The NY Times recently published a wonderful article entitled "The Books We Read Outdoors". I was excited to see that most of the random people they approached were actually reading books in their true form.
I walked up to a woman in Port Authority the other day to comment on her book. She was reading The Help, a book I thoroughly enjoyed. I then turned to my Mom and boastfully said, "That's the problem with your Kindle!" You see, dear reader, my mother and brother and damn- near everyone I know has turned their backs on books in their original form. Which is a holy sin if you ask me.
I'm all for technology, but the Nooks, Kindles and iPads of the world are interfering with the dialogue surrounding books. Books (like the kind you can hold in your hand-the kind with paper pages) represent a community, books start the discussion and books create debate. Imagine if this young lady had been holding a Kindle? I would've been that creepy girl looking over her shoulder trying to figure out what she was reading. I have been known to do this. The truth is, everytime I see someone with a book in their hand, I become Inspector Gadget, cranking my neck in weird formations, trying to see the title. The vast differences in literary selection fascinates me.
Im sure you're thinking that I need to get with the times. But my meditative-trying-to-live-in-the-present-self can't breathe deeply enough on this one. We are slowly losing one of our last opportunities to interact. These e-readers are isolating people the same way cars in Los Angeles do. I reserve the right to defend the original form of the book-even if the only way to purchase one is through Amazon (R.I.P. Borders and B-Dalton and Waldenbooks).

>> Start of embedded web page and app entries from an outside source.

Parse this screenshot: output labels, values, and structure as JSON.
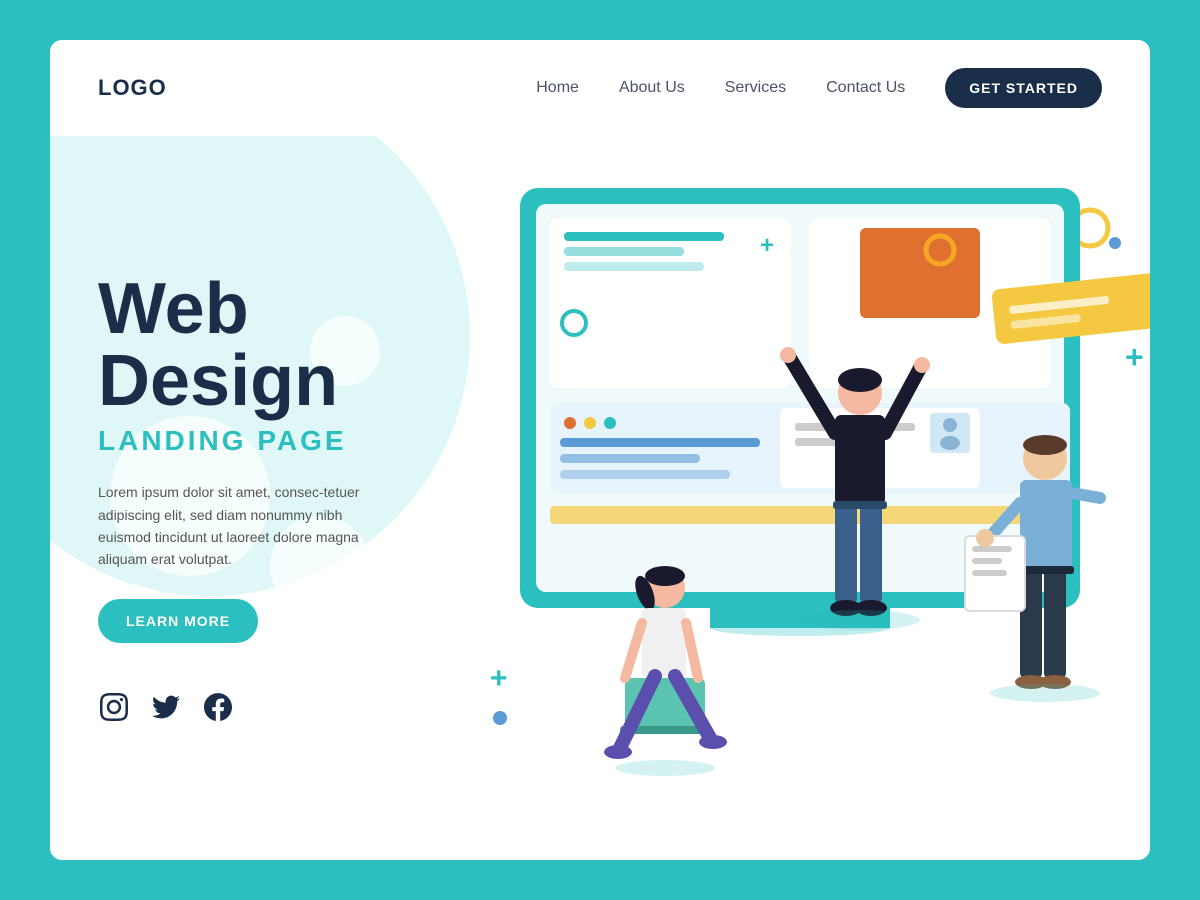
{
  "header": {
    "logo": "LOGO",
    "nav": {
      "home": "Home",
      "about": "About Us",
      "services": "Services",
      "contact": "Contact Us",
      "cta": "GET STARTED"
    }
  },
  "hero": {
    "title_line1": "Web",
    "title_line2": "Design",
    "subtitle": "LANDING PAGE",
    "description": "Lorem ipsum dolor sit amet, consec-tetuer adipiscing elit, sed diam nonummy nibh euismod tincidunt ut laoreet dolore magna aliquam erat volutpat.",
    "cta": "LEARN MORE"
  },
  "social": {
    "instagram": "instagram-icon",
    "twitter": "twitter-icon",
    "facebook": "facebook-icon"
  },
  "colors": {
    "teal": "#2bbfbf",
    "dark_navy": "#1a2e4a",
    "orange": "#e07030",
    "yellow": "#f5c842",
    "blue": "#5b9bd5",
    "light_bg": "#e0f7f7"
  }
}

So I encourage you to join with me on my quest to reconnect people through the ancestry of 'The Book.' The world will be a better place if you do...